(Input data)

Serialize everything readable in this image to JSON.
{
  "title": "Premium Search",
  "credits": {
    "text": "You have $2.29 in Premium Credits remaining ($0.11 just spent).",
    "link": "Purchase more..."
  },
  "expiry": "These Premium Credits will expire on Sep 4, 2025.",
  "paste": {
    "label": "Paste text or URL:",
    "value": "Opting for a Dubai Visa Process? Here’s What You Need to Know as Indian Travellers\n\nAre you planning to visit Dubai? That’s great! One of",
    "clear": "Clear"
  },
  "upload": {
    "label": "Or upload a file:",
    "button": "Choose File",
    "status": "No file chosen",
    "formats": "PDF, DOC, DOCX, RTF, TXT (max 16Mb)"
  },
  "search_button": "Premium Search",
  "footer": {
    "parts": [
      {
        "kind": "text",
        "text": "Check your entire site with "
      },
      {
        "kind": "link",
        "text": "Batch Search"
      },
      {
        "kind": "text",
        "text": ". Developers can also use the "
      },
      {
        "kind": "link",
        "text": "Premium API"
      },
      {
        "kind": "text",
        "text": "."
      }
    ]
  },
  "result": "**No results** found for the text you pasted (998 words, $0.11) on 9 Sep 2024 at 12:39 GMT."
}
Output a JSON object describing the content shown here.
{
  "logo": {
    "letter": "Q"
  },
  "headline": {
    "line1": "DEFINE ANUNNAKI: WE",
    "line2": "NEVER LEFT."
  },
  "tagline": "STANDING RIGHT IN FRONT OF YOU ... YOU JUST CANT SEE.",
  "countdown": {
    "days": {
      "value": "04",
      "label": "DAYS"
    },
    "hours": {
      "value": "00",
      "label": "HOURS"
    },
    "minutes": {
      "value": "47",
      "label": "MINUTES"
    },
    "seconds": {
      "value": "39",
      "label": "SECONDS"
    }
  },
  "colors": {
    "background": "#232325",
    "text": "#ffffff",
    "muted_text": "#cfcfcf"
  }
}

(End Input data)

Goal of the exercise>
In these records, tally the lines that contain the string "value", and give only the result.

Solution for this exercise>
5